Problem: Produce an exact copy of all the records.

Recorded information:
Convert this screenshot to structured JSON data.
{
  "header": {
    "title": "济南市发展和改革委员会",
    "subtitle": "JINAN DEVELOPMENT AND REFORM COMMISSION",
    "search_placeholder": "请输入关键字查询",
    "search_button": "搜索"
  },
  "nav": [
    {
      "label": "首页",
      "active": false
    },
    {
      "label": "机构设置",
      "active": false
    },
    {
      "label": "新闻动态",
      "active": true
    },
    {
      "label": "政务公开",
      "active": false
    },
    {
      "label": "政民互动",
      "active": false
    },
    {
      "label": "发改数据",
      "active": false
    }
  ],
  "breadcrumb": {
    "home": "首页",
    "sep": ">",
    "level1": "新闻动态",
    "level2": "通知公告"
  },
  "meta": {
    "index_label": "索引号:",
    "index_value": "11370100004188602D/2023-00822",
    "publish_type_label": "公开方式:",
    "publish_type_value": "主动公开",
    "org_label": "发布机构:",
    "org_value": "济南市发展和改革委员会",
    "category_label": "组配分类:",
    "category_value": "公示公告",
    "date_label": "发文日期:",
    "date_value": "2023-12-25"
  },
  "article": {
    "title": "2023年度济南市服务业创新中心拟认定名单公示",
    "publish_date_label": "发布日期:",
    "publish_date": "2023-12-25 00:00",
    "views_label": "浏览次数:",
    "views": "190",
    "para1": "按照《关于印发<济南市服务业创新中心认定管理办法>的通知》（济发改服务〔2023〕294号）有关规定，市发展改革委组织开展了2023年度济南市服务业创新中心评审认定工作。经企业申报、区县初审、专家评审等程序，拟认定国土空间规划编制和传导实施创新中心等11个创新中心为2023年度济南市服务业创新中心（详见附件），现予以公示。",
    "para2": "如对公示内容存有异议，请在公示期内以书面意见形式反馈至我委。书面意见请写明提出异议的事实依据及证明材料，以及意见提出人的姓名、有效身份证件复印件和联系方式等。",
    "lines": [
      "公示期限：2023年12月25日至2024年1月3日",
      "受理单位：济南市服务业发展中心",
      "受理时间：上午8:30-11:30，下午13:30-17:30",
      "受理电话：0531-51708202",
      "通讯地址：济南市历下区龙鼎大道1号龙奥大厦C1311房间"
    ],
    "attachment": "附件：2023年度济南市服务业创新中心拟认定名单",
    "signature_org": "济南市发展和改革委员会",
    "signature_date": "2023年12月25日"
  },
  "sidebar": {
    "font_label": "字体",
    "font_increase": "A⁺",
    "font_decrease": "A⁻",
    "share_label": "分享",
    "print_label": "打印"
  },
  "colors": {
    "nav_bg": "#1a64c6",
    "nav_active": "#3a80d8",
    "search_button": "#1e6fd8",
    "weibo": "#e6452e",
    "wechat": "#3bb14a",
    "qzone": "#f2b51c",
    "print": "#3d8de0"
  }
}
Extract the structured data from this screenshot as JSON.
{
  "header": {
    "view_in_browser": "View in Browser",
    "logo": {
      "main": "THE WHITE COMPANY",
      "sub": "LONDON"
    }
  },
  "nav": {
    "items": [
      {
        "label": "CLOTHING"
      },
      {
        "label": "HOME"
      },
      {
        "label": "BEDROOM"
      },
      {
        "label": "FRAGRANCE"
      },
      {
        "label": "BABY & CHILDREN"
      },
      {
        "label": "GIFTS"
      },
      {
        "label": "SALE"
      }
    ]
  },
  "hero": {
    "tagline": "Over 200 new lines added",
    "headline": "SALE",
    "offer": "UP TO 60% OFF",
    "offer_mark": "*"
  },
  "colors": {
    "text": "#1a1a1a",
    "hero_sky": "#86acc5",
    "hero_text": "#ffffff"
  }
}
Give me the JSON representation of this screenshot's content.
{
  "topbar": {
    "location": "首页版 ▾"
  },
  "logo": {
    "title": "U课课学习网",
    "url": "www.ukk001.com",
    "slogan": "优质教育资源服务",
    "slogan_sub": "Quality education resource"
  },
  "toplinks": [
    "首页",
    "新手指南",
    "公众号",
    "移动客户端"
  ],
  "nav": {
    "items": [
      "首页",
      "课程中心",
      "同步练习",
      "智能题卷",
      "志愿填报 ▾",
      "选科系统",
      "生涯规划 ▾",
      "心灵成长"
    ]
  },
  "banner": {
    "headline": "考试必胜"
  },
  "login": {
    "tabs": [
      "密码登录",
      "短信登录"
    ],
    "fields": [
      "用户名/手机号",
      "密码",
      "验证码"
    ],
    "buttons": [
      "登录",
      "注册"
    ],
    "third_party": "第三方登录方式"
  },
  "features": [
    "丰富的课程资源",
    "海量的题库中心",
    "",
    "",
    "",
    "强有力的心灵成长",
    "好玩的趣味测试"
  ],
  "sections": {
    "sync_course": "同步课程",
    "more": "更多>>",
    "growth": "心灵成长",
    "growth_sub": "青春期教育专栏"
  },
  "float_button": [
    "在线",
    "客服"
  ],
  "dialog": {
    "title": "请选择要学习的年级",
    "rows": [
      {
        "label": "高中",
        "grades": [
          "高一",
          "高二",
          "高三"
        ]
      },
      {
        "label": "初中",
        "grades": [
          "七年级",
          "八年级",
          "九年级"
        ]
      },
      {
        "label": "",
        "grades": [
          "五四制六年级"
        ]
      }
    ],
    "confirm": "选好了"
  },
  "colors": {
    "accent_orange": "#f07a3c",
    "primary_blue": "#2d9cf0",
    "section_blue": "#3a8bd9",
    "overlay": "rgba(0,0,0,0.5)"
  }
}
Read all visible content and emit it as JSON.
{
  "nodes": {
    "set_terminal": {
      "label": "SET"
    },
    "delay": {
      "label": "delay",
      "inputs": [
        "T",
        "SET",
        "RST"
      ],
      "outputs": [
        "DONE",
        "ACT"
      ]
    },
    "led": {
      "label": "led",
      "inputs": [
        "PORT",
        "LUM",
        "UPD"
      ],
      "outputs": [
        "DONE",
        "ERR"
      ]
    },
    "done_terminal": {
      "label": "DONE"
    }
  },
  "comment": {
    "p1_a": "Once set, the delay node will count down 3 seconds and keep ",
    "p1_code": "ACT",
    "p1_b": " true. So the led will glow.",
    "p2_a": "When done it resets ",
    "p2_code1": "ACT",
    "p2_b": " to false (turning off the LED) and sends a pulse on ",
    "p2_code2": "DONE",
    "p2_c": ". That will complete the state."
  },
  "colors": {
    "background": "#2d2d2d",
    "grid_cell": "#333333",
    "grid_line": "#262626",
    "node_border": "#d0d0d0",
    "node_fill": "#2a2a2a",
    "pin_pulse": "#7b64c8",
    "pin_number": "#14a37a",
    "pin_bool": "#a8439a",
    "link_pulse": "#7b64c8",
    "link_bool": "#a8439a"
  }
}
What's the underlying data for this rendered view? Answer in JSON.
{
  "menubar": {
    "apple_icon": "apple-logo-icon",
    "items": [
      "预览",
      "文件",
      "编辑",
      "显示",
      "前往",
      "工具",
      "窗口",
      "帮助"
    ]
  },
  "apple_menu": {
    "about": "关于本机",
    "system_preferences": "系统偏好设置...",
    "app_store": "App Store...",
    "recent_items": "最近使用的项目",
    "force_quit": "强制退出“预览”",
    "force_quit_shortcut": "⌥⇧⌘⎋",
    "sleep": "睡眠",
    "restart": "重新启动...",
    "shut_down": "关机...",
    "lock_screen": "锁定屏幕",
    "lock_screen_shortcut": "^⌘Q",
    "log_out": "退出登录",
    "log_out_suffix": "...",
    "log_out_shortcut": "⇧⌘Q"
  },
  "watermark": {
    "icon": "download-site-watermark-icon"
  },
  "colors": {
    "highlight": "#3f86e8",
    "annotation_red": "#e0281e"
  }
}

Result:
Convert this screenshot to structured JSON data.
{
  "header": {
    "title": "济南市发展和改革委员会",
    "subtitle": "JINAN DEVELOPMENT AND REFORM COMMISSION",
    "search_placeholder": "请输入关键字查询",
    "search_button": "搜索"
  },
  "nav": [
    {
      "label": "首页",
      "active": false
    },
    {
      "label": "机构设置",
      "active": false
    },
    {
      "label": "新闻动态",
      "active": true
    },
    {
      "label": "政务公开",
      "active": false
    },
    {
      "label": "政民互动",
      "active": false
    },
    {
      "label": "发改数据",
      "active": false
    }
  ],
  "breadcrumb": {
    "home": "首页",
    "sep": ">",
    "level1": "新闻动态",
    "level2": "通知公告"
  },
  "meta": {
    "index_label": "索引号:",
    "index_value": "11370100004188602D/2023-00822",
    "publish_type_label": "公开方式:",
    "publish_type_value": "主动公开",
    "org_label": "发布机构:",
    "org_value": "济南市发展和改革委员会",
    "category_label": "组配分类:",
    "category_value": "公示公告",
    "date_label": "发文日期:",
    "date_value": "2023-12-25"
  },
  "article": {
    "title": "2023年度济南市服务业创新中心拟认定名单公示",
    "publish_date_label": "发布日期:",
    "publish_date": "2023-12-25 00:00",
    "views_label": "浏览次数:",
    "views": "190",
    "para1": "按照《关于印发<济南市服务业创新中心认定管理办法>的通知》（济发改服务〔2023〕294号）有关规定，市发展改革委组织开展了2023年度济南市服务业创新中心评审认定工作。经企业申报、区县初审、专家评审等程序，拟认定国土空间规划编制和传导实施创新中心等11个创新中心为2023年度济南市服务业创新中心（详见附件），现予以公示。",
    "para2": "如对公示内容存有异议，请在公示期内以书面意见形式反馈至我委。书面意见请写明提出异议的事实依据及证明材料，以及意见提出人的姓名、有效身份证件复印件和联系方式等。",
    "lines": [
      "公示期限：2023年12月25日至2024年1月3日",
      "受理单位：济南市服务业发展中心",
      "受理时间：上午8:30-11:30，下午13:30-17:30",
      "受理电话：0531-51708202",
      "通讯地址：济南市历下区龙鼎大道1号龙奥大厦C1311房间"
    ],
    "attachment": "附件：2023年度济南市服务业创新中心拟认定名单",
    "signature_org": "济南市发展和改革委员会",
    "signature_date": "2023年12月25日"
  },
  "sidebar": {
    "font_label": "字体",
    "font_increase": "A⁺",
    "font_decrease": "A⁻",
    "share_label": "分享",
    "print_label": "打印"
  },
  "colors": {
    "nav_bg": "#1a64c6",
    "nav_active": "#3a80d8",
    "search_button": "#1e6fd8",
    "weibo": "#e6452e",
    "wechat": "#3bb14a",
    "qzone": "#f2b51c",
    "print": "#3d8de0"
  }
}
Extract the structured data from this screenshot as JSON.
{
  "header": {
    "view_in_browser": "View in Browser",
    "logo": {
      "main": "THE WHITE COMPANY",
      "sub": "LONDON"
    }
  },
  "nav": {
    "items": [
      {
        "label": "CLOTHING"
      },
      {
        "label": "HOME"
      },
      {
        "label": "BEDROOM"
      },
      {
        "label": "FRAGRANCE"
      },
      {
        "label": "BABY & CHILDREN"
      },
      {
        "label": "GIFTS"
      },
      {
        "label": "SALE"
      }
    ]
  },
  "hero": {
    "tagline": "Over 200 new lines added",
    "headline": "SALE",
    "offer": "UP TO 60% OFF",
    "offer_mark": "*"
  },
  "colors": {
    "text": "#1a1a1a",
    "hero_sky": "#86acc5",
    "hero_text": "#ffffff"
  }
}
Give me the JSON representation of this screenshot's content.
{
  "topbar": {
    "location": "首页版 ▾"
  },
  "logo": {
    "title": "U课课学习网",
    "url": "www.ukk001.com",
    "slogan": "优质教育资源服务",
    "slogan_sub": "Quality education resource"
  },
  "toplinks": [
    "首页",
    "新手指南",
    "公众号",
    "移动客户端"
  ],
  "nav": {
    "items": [
      "首页",
      "课程中心",
      "同步练习",
      "智能题卷",
      "志愿填报 ▾",
      "选科系统",
      "生涯规划 ▾",
      "心灵成长"
    ]
  },
  "banner": {
    "headline": "考试必胜"
  },
  "login": {
    "tabs": [
      "密码登录",
      "短信登录"
    ],
    "fields": [
      "用户名/手机号",
      "密码",
      "验证码"
    ],
    "buttons": [
      "登录",
      "注册"
    ],
    "third_party": "第三方登录方式"
  },
  "features": [
    "丰富的课程资源",
    "海量的题库中心",
    "",
    "",
    "",
    "强有力的心灵成长",
    "好玩的趣味测试"
  ],
  "sections": {
    "sync_course": "同步课程",
    "more": "更多>>",
    "growth": "心灵成长",
    "growth_sub": "青春期教育专栏"
  },
  "float_button": [
    "在线",
    "客服"
  ],
  "dialog": {
    "title": "请选择要学习的年级",
    "rows": [
      {
        "label": "高中",
        "grades": [
          "高一",
          "高二",
          "高三"
        ]
      },
      {
        "label": "初中",
        "grades": [
          "七年级",
          "八年级",
          "九年级"
        ]
      },
      {
        "label": "",
        "grades": [
          "五四制六年级"
        ]
      }
    ],
    "confirm": "选好了"
  },
  "colors": {
    "accent_orange": "#f07a3c",
    "primary_blue": "#2d9cf0",
    "section_blue": "#3a8bd9",
    "overlay": "rgba(0,0,0,0.5)"
  }
}
Read all visible content and emit it as JSON.
{
  "nodes": {
    "set_terminal": {
      "label": "SET"
    },
    "delay": {
      "label": "delay",
      "inputs": [
        "T",
        "SET",
        "RST"
      ],
      "outputs": [
        "DONE",
        "ACT"
      ]
    },
    "led": {
      "label": "led",
      "inputs": [
        "PORT",
        "LUM",
        "UPD"
      ],
      "outputs": [
        "DONE",
        "ERR"
      ]
    },
    "done_terminal": {
      "label": "DONE"
    }
  },
  "comment": {
    "p1_a": "Once set, the delay node will count down 3 seconds and keep ",
    "p1_code": "ACT",
    "p1_b": " true. So the led will glow.",
    "p2_a": "When done it resets ",
    "p2_code1": "ACT",
    "p2_b": " to false (turning off the LED) and sends a pulse on ",
    "p2_code2": "DONE",
    "p2_c": ". That will complete the state."
  },
  "colors": {
    "background": "#2d2d2d",
    "grid_cell": "#333333",
    "grid_line": "#262626",
    "node_border": "#d0d0d0",
    "node_fill": "#2a2a2a",
    "pin_pulse": "#7b64c8",
    "pin_number": "#14a37a",
    "pin_bool": "#a8439a",
    "link_pulse": "#7b64c8",
    "link_bool": "#a8439a"
  }
}
What's the underlying data for this rendered view? Answer in JSON.
{
  "menubar": {
    "apple_icon": "apple-logo-icon",
    "items": [
      "预览",
      "文件",
      "编辑",
      "显示",
      "前往",
      "工具",
      "窗口",
      "帮助"
    ]
  },
  "apple_menu": {
    "about": "关于本机",
    "system_preferences": "系统偏好设置...",
    "app_store": "App Store...",
    "recent_items": "最近使用的项目",
    "force_quit": "强制退出“预览”",
    "force_quit_shortcut": "⌥⇧⌘⎋",
    "sleep": "睡眠",
    "restart": "重新启动...",
    "shut_down": "关机...",
    "lock_screen": "锁定屏幕",
    "lock_screen_shortcut": "^⌘Q",
    "log_out": "退出登录",
    "log_out_suffix": "...",
    "log_out_shortcut": "⇧⌘Q"
  },
  "watermark": {
    "icon": "download-site-watermark-icon"
  },
  "colors": {
    "highlight": "#3f86e8",
    "annotation_red": "#e0281e"
  }
}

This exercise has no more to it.